Layoffs and cutting county services have been two of the options raised for the county to solve it’s dire budget situation, said Schlyer, who on Tuesday night unofficially beat out sitting Ellis County Commissioner Marcy McClelland for the first district in the Republican primary election.

A former Ellis County health administrator for 23 years, Schlyer faces two opponents in the Nov. 6 general election, Democrat Chris Rorabaugh and Independent John Walz. He says he’s better prepared for the hard decisions the next commissioner will have to make after taking office Jan. 1, 2019.

“Where I differ with each of these guys is I have experience,” Schlyer said. “I know what the pressures are for the county department heads. It’s something the other two candidates can’t match. I can sit down in the chair and go. I’m ready to handle it.”

Asked what he’ll do about the county’s budget problem due to the long-running practice of spending more than it takes in, Schlyer said that before answering he’d first want to visit with department heads and ask them what services can be cut or if layoffs are in order. Either way, he said, that reduces services.

“I don’t know if the taxpayers are willing to put up with that,” he said.

As county health administrator, Schlyer not only ran the Ellis County Health Department, but also managed disease surveillance of reportable diseases in the county as mandated by Kansas statutes. In that time he put together 23 budgets, worked with two different county administrators and numerous county commissioners, he said.

Department heads worked in a group setting at times, which made him aware of the challenges that other departments face, said Schlyer, adding “there’s not a lot of extra in the budgets.”

Budget decisions will have to be made in collaboration with the county’s two other commissioners, he said, noting that one thing’s for sure, “the revenue stream isn’t going to get much better.”

Schlyer beat out McClelland by a big margin of 635 votes for him and 282 for her. Watching the election results at home on Tuesday night, Schlyer said, he was really surprised and hadn’t expected such a gap.

“I do know Marcy and she’s a very nice lady with a lot of support,” he said.

In her comments Tuesday night, McClelland was critical that she’d seen only yard signs for Schlyer, and hadn’t seen him out campaigning. 
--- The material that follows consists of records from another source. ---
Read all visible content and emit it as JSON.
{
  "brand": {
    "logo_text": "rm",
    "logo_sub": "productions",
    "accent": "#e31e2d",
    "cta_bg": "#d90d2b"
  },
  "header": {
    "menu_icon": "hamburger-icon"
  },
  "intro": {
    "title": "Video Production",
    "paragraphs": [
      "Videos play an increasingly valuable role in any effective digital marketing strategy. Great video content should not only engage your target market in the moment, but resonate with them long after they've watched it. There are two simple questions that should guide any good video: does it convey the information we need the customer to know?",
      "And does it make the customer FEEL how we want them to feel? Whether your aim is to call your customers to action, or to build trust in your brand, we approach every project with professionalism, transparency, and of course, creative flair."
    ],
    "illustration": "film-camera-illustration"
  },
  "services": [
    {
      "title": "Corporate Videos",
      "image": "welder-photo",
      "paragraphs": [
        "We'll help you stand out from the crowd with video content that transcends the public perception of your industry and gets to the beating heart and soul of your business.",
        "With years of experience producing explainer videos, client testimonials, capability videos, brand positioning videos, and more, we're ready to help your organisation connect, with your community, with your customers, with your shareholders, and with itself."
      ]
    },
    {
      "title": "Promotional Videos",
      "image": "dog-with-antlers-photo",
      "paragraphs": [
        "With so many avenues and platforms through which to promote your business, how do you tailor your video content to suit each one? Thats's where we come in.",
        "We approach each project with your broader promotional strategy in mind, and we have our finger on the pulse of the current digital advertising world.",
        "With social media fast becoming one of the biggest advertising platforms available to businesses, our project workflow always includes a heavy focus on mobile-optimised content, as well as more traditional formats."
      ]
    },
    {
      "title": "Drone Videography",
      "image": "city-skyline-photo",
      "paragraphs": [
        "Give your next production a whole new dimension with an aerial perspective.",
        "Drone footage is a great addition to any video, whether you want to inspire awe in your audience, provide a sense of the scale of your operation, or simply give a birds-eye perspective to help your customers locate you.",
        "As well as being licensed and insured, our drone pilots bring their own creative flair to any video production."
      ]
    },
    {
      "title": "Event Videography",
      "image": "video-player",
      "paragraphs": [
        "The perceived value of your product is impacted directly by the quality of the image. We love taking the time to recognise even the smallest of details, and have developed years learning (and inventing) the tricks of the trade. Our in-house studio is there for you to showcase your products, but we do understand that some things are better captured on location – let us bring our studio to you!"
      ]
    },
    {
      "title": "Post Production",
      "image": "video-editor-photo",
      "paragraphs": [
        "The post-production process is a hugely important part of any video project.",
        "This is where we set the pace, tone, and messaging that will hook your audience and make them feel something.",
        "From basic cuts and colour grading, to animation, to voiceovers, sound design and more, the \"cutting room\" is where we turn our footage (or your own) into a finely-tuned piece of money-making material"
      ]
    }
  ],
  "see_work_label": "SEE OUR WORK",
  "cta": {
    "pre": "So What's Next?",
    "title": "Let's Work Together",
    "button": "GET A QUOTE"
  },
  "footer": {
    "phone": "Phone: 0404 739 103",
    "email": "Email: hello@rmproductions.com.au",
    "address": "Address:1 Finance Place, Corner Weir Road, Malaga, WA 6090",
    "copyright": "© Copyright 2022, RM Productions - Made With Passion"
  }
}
“I didn’t see her either,” said Schlyer on Wednesday. “So maybe our paths just don’t cross.”

He said he’ll handle his general election campaign in much the same way — knocking on doors, posting yard signs and talking with people, with the possibility of adding some radio advertising. 
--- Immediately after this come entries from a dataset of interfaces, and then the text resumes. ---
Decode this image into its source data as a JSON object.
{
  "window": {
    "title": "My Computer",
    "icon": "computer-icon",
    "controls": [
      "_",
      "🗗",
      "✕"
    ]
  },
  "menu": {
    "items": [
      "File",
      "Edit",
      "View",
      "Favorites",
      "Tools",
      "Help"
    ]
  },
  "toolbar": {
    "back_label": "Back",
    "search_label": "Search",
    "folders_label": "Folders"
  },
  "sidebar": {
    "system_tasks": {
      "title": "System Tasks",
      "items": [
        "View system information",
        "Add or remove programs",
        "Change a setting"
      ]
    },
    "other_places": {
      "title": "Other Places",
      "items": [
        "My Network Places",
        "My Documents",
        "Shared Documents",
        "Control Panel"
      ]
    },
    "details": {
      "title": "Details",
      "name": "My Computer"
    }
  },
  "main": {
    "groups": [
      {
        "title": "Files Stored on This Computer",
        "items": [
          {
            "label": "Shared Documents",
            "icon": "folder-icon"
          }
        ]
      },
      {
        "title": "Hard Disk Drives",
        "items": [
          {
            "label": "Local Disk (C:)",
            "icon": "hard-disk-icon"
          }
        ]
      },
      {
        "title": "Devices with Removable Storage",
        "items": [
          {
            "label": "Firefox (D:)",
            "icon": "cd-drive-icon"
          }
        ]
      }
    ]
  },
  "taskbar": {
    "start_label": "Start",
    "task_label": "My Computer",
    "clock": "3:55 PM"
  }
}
“If someone has a forum and I’m invited,” he said, “I’ll do that.”